Performance reviews can be a daunting and nerve-wracking task. They tend to happen a minimum of once a year, but some companies do them twice a year. For the most part, performance reviews are just a way for human resources to keep up with how an employee is performing. The majority of the time, you are going to get asked to write your own review while your manager writes one as well.
Skip the Modesty
Purposely dimming your own light isn’t going to do anything to benefit your performance review. If you have accomplishments that you are proud of, make sure that you are gracefully highlighting them. Let your manager know that you’re proud of the work that you’ve done, just make sure you aren’t putting down other staff members while talking about your accomplishments.
Talk to Your Coworkers
Your manager isn’t the only person that sees how you perform; your colleagues do as well. There’s a good chance that they have to write the same performance reviews as you do. You can consider asking a trusted co-worker how they feel about your performance and if they think you can use help in any areas. Also encourage them to ask you, too.
No one is perfect in everything that they do, not even your boss. Your manager is going to appreciate that you recognize the areas of your job where you could use some improvement. When you show the initiative to get that help and training, you’re also showing that you care about not just your professional reputation, but your job and the company that you work for.
When you review the areas of your job that you could improve in, make sure that you think about the ways that you can improve. Come up with a tentative plan and jot it down in the review. That shows your boss it is something you’re really thinking about and gives them the opportunity to help you with pulling the plan together.
Don’t Bargain in the Review
Your yearly review isn’t the appropriate time for you to start talking about your compensation and how you deserve a raise. There is a time and a place for salary discussions, and the review period isn’t it. Spend your review period reflecting on your accomplishments and ways that you can perform your tasks more efficiently. Save the salary talk for another time.
Don’t Forget Achievements
It’s essential for you to remember that your manager might have a difficult time remembering every accomplishment made by every employee. After all, a year is a reasonable amount of time. Make sure that you’re not only mentioning your recent accomplishments, but that you’re making a note of the achievements you made early in the year. That is going to help jog your manager’s memory.
Include Objective Measures
Highlighting your accomplishments is great, but when writing your review, also try and look for the tangible benefits that you offer the company you work for, and make a note of them. For example: Have your efforts made a difference to the company’s bottom line? Did your work further the goals of the organization?
Many people don’t realize it, but writing your performance review leaves you with a lot of room to make yourself stand out to your employer.
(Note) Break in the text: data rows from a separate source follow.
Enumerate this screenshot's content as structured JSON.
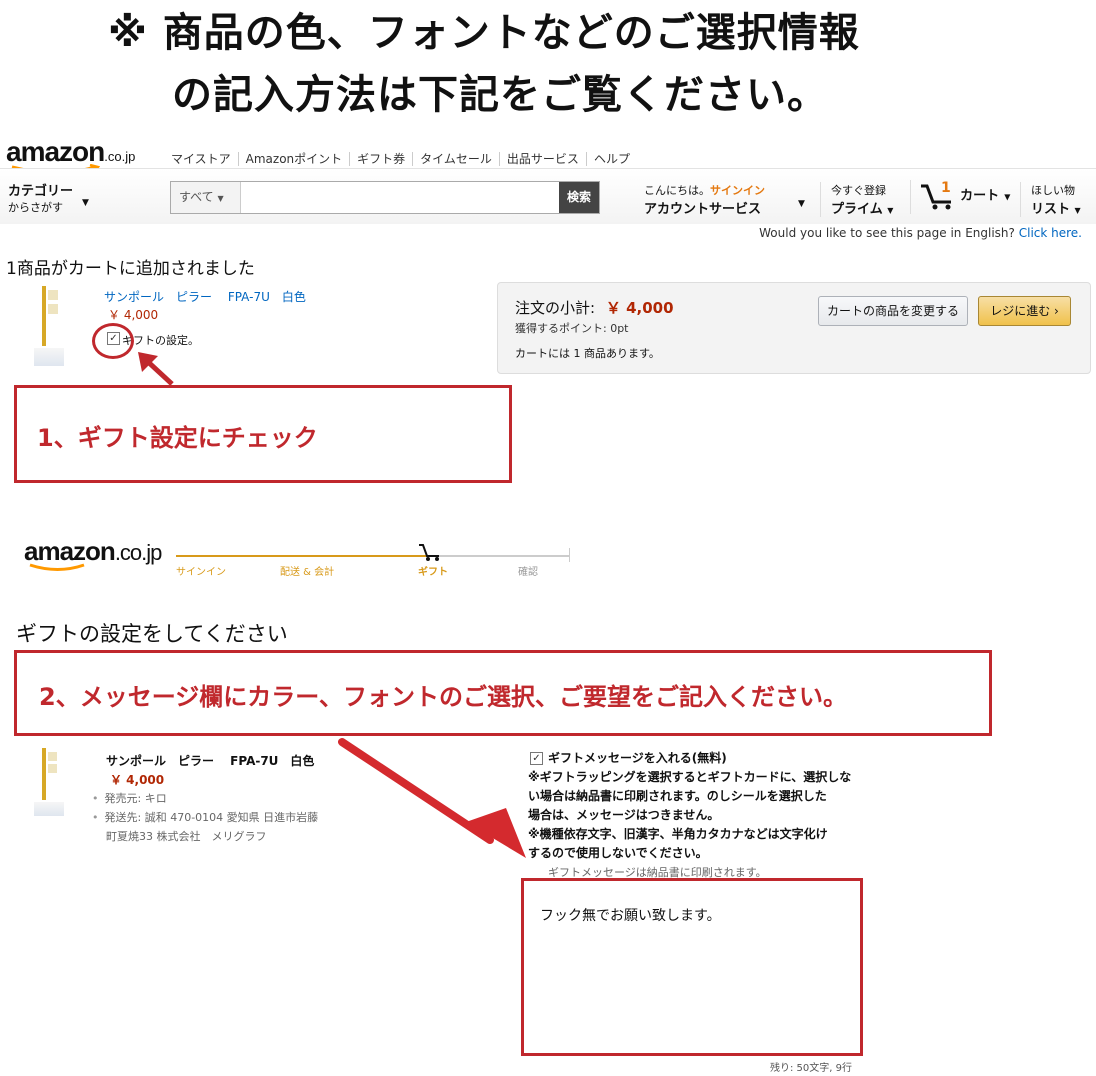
{
  "header": {
    "line1": "※ 商品の色、フォントなどのご選択情報",
    "line2": "の記入方法は下記をご覧ください。"
  },
  "navbar": {
    "logo": "amazon",
    "logo_suffix": ".co.jp",
    "links": [
      "マイストア",
      "Amazonポイント",
      "ギフト券",
      "タイムセール",
      "出品サービス",
      "ヘルプ"
    ],
    "category_line1": "カテゴリー",
    "category_line2": "からさがす",
    "search_scope": "すべて",
    "search_button": "検索",
    "greeting": "こんにちは。",
    "signin": "サインイン",
    "account": "アカウントサービス",
    "prime_line1": "今すぐ登録",
    "prime_line2": "プライム",
    "cart_count": "1",
    "cart_label": "カート",
    "wishlist_line1": "ほしい物",
    "wishlist_line2": "リスト",
    "english_prompt": "Would you like to see this page in English?",
    "english_link": "Click here."
  },
  "cart_section": {
    "heading": "1商品がカートに追加されました",
    "item_name": "サンポール　ピラー　 FPA-7U　白色",
    "item_price": "￥ 4,000",
    "gift_label": "ギフトの設定。",
    "subtotal_label": "注文の小計:",
    "subtotal_value": "￥ 4,000",
    "points": "獲得するポイント: 0pt",
    "cart_count_text": "カートには 1 商品あります。",
    "change_button": "カートの商品を変更する",
    "checkout_button": "レジに進む ›"
  },
  "step1": {
    "text": "1、ギフト設定にチェック"
  },
  "checkout_progress": {
    "logo": "amazon",
    "logo_suffix": ".co.jp",
    "steps": [
      "サインイン",
      "配送 & 会計",
      "ギフト",
      "確認"
    ]
  },
  "gift_section": {
    "heading": "ギフトの設定をしてください",
    "item_name": "サンポール　ピラー　 FPA-7U　白色",
    "item_price": "￥ 4,000",
    "seller": "発売元: キロ",
    "ship_to_line1": "発送先: 誠和 470-0104 愛知県 日進市岩藤",
    "ship_to_line2": "町夏焼33 株式会社　メリグラフ",
    "message_checkbox_label": "ギフトメッセージを入れる(無料)",
    "notes": [
      "※ギフトラッピングを選択するとギフトカードに、選択しな",
      "い場合は納品書に印刷されます。のしシールを選択した",
      "場合は、メッセージはつきません。",
      "※機種依存文字、旧漢字、半角カタカナなどは文字化け",
      "するので使用しないでください。"
    ],
    "print_note": "ギフトメッセージは納品書に印刷されます。",
    "message_value": "フック無でお願い致します。",
    "remaining": "残り: 50文字, 9行"
  },
  "step2": {
    "text": "2、メッセージ欄にカラー、フォントのご選択、ご要望をご記入ください。"
  },
  "colors": {
    "accent_red": "#c0282d",
    "price_red": "#b12704",
    "link_blue": "#0066c0",
    "amazon_orange": "#f90"
  }
}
It’s not something that you should rush through. Take your time, consider the tips included above, and really think about the way that your work impacts the business you’re employed by.
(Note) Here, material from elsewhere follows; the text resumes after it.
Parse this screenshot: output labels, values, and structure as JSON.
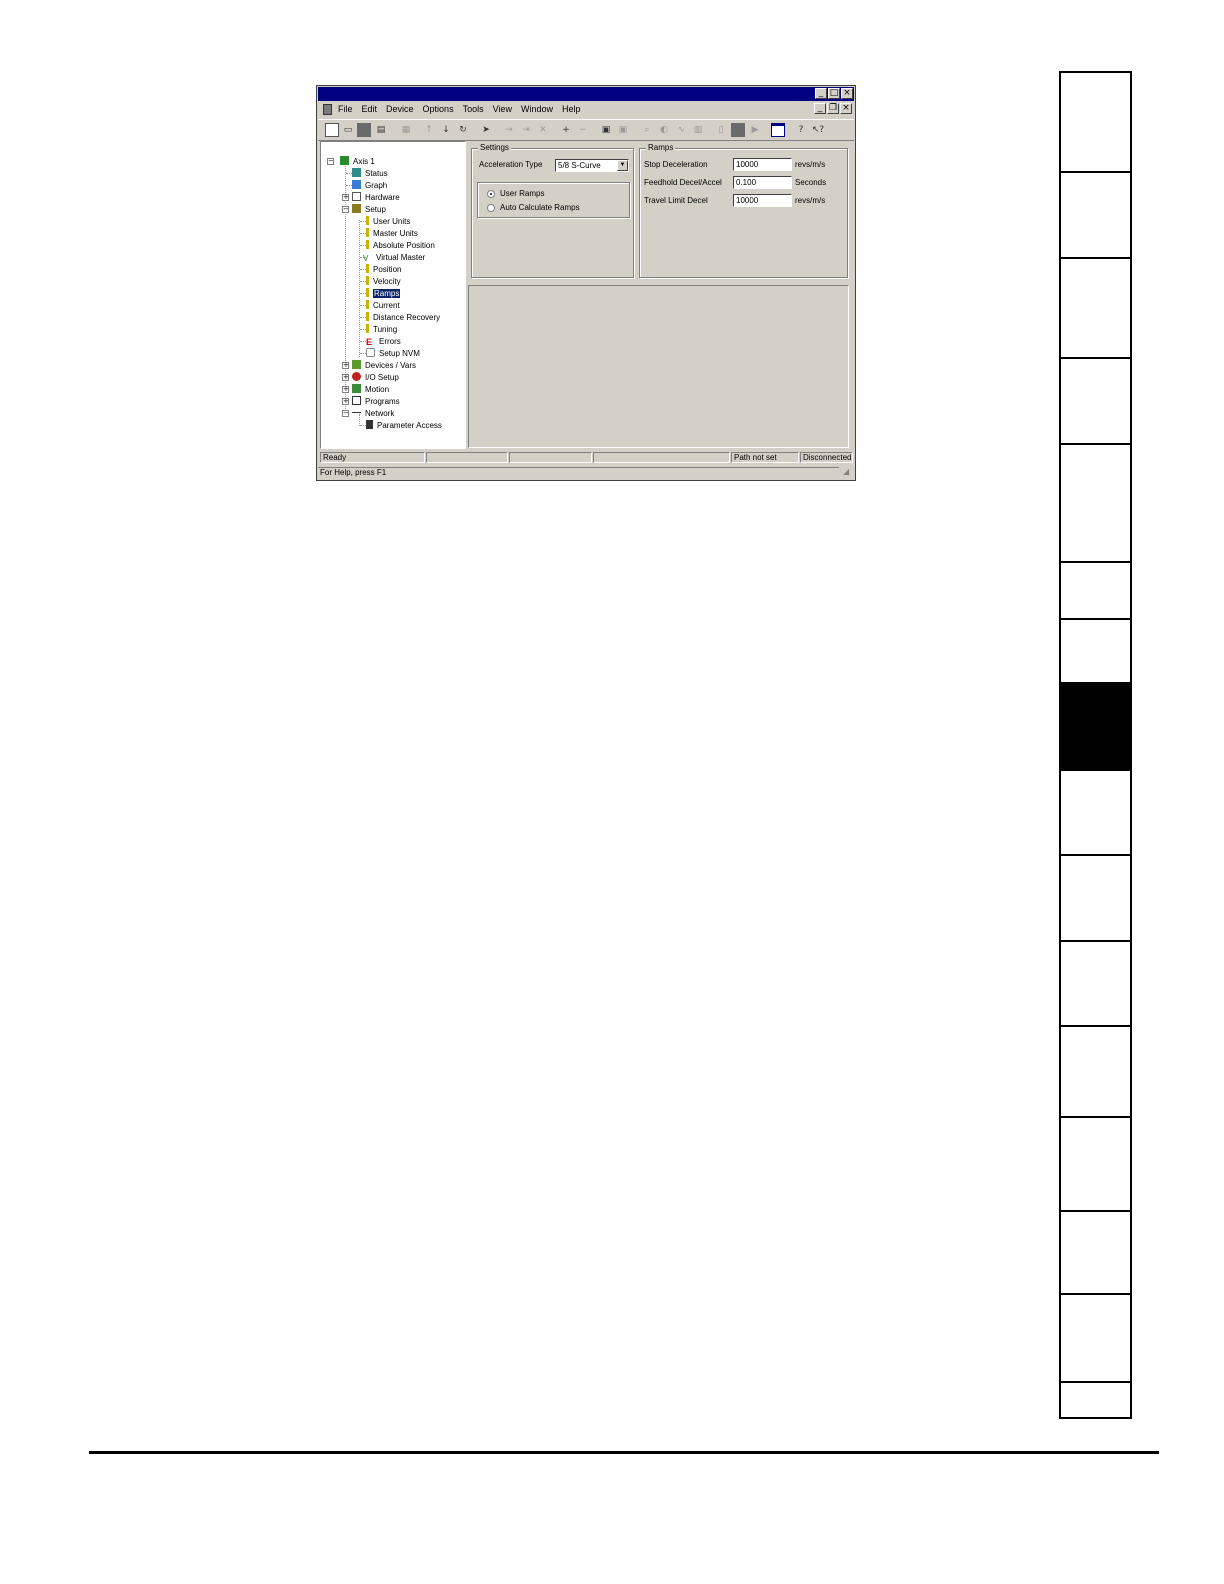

What experiences do you have with writing your own performance review? Leave a comment below.